## TASK OBJECTIVE:
The answer should be a faithful retyping of the records that follow, pictures excluded.

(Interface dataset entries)
----
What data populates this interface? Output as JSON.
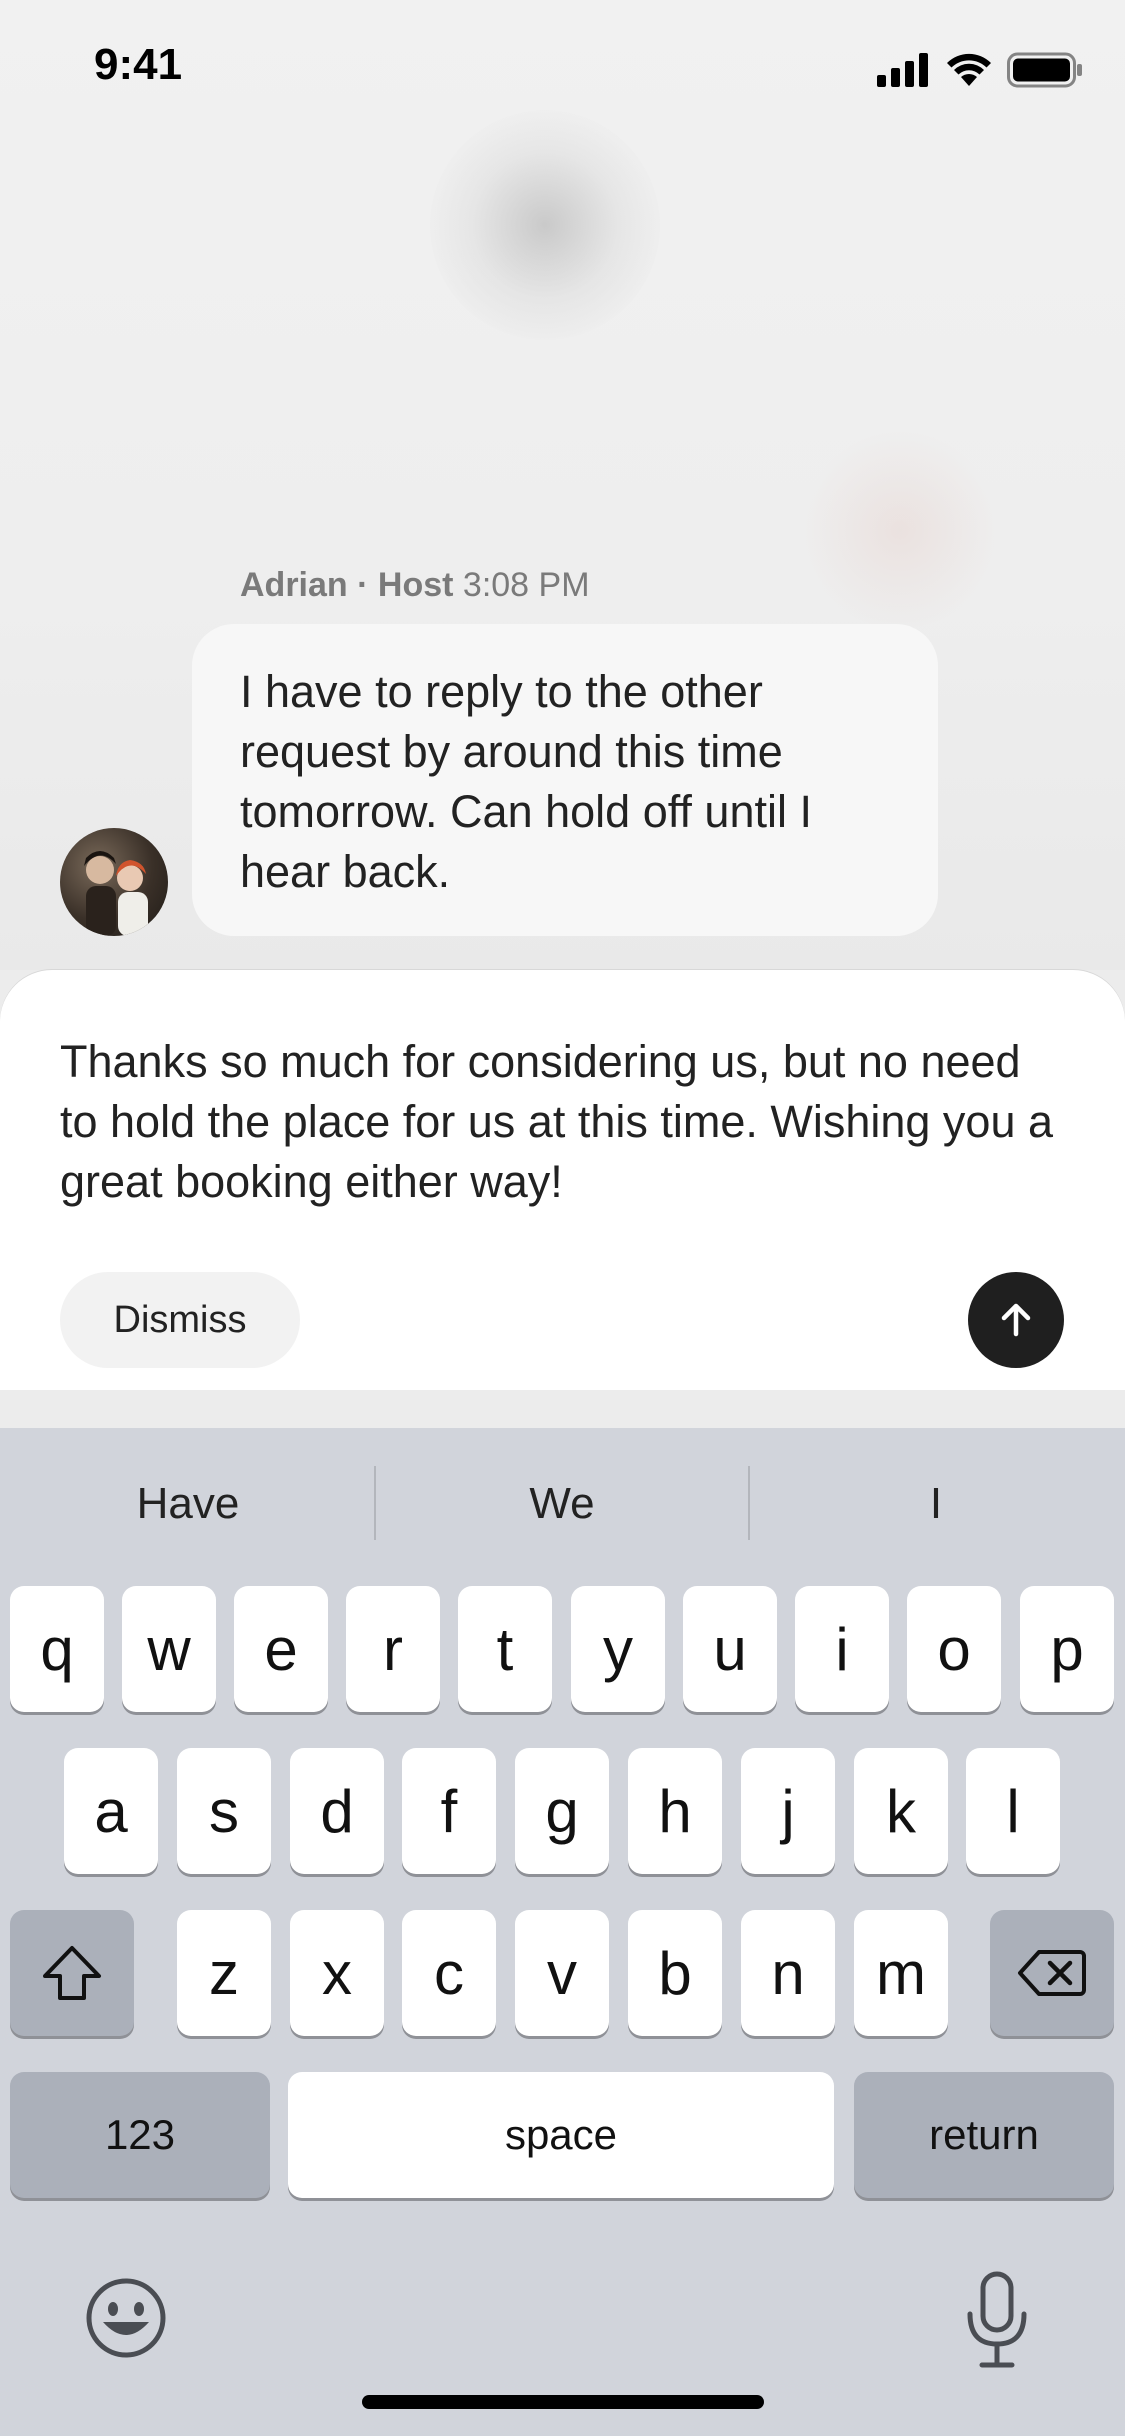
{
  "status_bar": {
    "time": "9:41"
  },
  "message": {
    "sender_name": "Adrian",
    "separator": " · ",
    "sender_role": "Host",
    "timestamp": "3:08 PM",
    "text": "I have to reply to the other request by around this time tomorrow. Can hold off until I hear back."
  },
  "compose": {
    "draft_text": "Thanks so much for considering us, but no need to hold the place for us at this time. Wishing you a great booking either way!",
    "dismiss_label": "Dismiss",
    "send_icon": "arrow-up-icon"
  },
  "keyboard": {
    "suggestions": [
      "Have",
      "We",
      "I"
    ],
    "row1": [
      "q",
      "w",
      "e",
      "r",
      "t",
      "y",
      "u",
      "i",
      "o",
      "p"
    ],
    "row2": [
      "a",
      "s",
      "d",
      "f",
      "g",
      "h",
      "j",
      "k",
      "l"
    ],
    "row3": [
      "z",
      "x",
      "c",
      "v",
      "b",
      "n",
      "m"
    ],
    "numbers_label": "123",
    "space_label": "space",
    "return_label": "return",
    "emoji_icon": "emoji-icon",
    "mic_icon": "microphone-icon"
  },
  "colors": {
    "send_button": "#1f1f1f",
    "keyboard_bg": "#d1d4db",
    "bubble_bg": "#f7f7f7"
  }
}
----
## WRITTEN RESPONSE:
What data populates this interface? Output as JSON.
{
  "status_bar": {
    "time": "9:41"
  },
  "message": {
    "sender_name": "Adrian",
    "separator": " · ",
    "sender_role": "Host",
    "timestamp": "3:08 PM",
    "text": "I have to reply to the other request by around this time tomorrow. Can hold off until I hear back."
  },
  "compose": {
    "draft_text": "Thanks so much for considering us, but no need to hold the place for us at this time. Wishing you a great booking either way!",
    "dismiss_label": "Dismiss",
    "send_icon": "arrow-up-icon"
  },
  "keyboard": {
    "suggestions": [
      "Have",
      "We",
      "I"
    ],
    "row1": [
      "q",
      "w",
      "e",
      "r",
      "t",
      "y",
      "u",
      "i",
      "o",
      "p"
    ],
    "row2": [
      "a",
      "s",
      "d",
      "f",
      "g",
      "h",
      "j",
      "k",
      "l"
    ],
    "row3": [
      "z",
      "x",
      "c",
      "v",
      "b",
      "n",
      "m"
    ],
    "numbers_label": "123",
    "space_label": "space",
    "return_label": "return",
    "emoji_icon": "emoji-icon",
    "mic_icon": "microphone-icon"
  },
  "colors": {
    "send_button": "#1f1f1f",
    "keyboard_bg": "#d1d4db",
    "bubble_bg": "#f7f7f7"
  }
}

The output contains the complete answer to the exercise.